Ali Ramsteck, the town’s director of human resources, said that she thought the partnership would be “invaluable” for the town. She said at the meeting that she had spoken to a number of parents over the course of the last six weeks who were worried about their child’s state of anxiety or depression. 

“If someone’s willing to get help, and you have to wait three weeks for them to talk to a professional, you might miss that opportunity,” said Ramsteck. 

Gerber said that part of the program would involve creating a “steering committee” made up of representatives from both towns, to make sure that the towns were getting the services they needed. He also said that Silver Hill would monitor the organization’s response time to calls and the length of time it took for assessed patients to obtain an appointment with an outpatient provider, and would follow up with people 30 days after the assessment.  

Wendy Ward, a Darien resident who runs the mental health screening company futuresTHRIVE, and who spoke at the meeting, told CT Examiner that she saw the Silver Hill partnership as one piece of a “larger community effort” to address mental health needs. 

Ward said one of the biggest problems she sees with access to mental health services is the lack of reimbursement from the insurance companies. She also said that it’s critical to educate parents about how to recognize the signs of a mental health crisis — she said she has heard many stories about parents that didn’t know that their child was struggling. 

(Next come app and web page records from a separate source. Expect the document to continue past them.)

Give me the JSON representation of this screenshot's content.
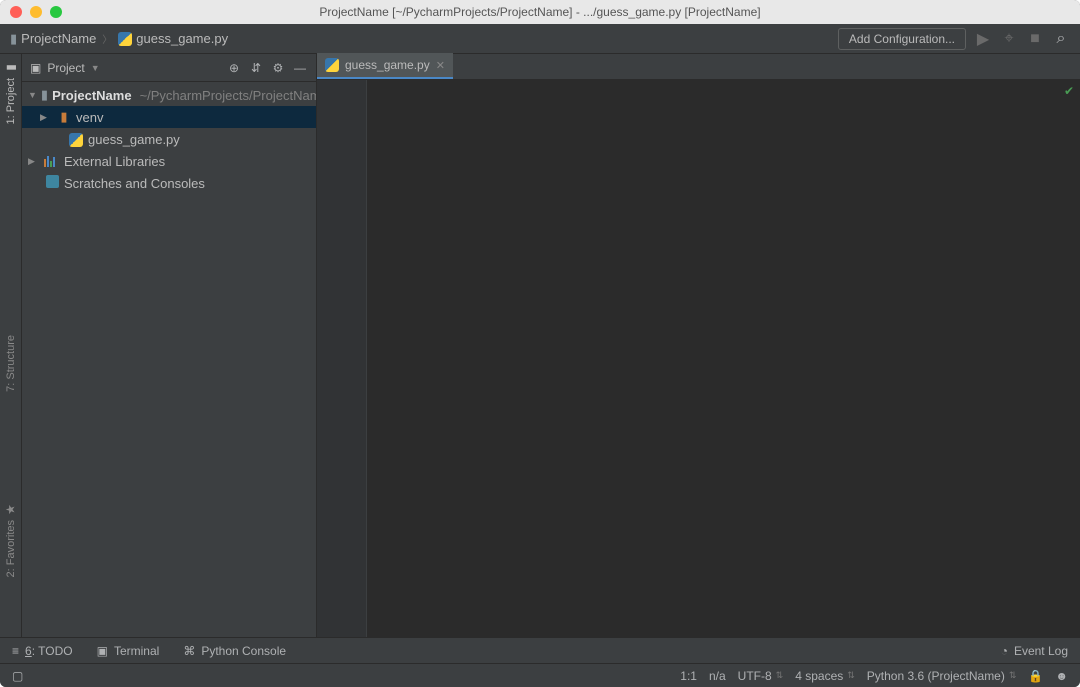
{
  "titlebar": {
    "title": "ProjectName [~/PycharmProjects/ProjectName] - .../guess_game.py [ProjectName]"
  },
  "breadcrumb": {
    "project": "ProjectName",
    "file": "guess_game.py"
  },
  "navbar": {
    "add_config": "Add Configuration..."
  },
  "left_tabs": {
    "project": "1: Project",
    "structure": "7: Structure",
    "favorites": "2: Favorites"
  },
  "sidebar": {
    "header": "Project"
  },
  "tree": {
    "root": "ProjectName",
    "root_path": "~/PycharmProjects/ProjectName",
    "venv": "venv",
    "file": "guess_game.py",
    "external": "External Libraries",
    "scratches": "Scratches and Consoles"
  },
  "tab": {
    "label": "guess_game.py"
  },
  "toolwindows": {
    "todo_num": "6",
    "todo": ": TODO",
    "terminal": "Terminal",
    "pyconsole": "Python Console",
    "eventlog": "Event Log"
  },
  "status": {
    "pos": "1:1",
    "sep": "n/a",
    "encoding": "UTF-8",
    "indent": "4 spaces",
    "interpreter": "Python 3.6 (ProjectName)"
  }
}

Along with the importance of educating parents about the signs of mental health struggles, Ward emphasized the need for mental health screenings at physician offices. She also said that Darien needed to become a “trauma-informed community” and train teachers, community centers, government officials and anyone else in contact with children how to respond to a mental health crisis. 

“We’re always going to be dealing in a crisis manner if we’re not doing early signs and symptoms work,” said Ward. 

According to Craig, the Silver Hill program needed to be one of multiple interventions in the community. She agreed with Ward about needing to train educators to support students having mental health struggles. 

“There’s got to be some training so that educators know how to help students or where to support them and send them, based on what the needs are,” she said. 

Craig also pointed out the lack of providers as a barrier for people being able to access treatment; she suggested having a “clearinghouse,” possibly run through the town, that could help connect people to providers with openings in the area. She added that there needed to be a way to integrate interns and therapists just out of school into the community resources. 

Gerber told CT Examiner that while Silver Hill already had many partners in New Canaan, if the program were to expand to Darien, the organization would expand their database of providers to include providers based in Darien. 

Gerber said he hoped to have a decision from the town before the program was scheduled to begin in New Canaan in July. McNally said at the meeting that the town would revisit the idea “in the near future,” after the community had time to offer thoughts and questions about the proposal. She encouraged the community to reach out to the first selectman’s office or to Ramsteck.

Emilia Otte

Emilia Otte covers health and education for the Connecticut Examiner. In 2022 Otte was awarded "Rookie of the Year," by the New England Newspaper & Press Association.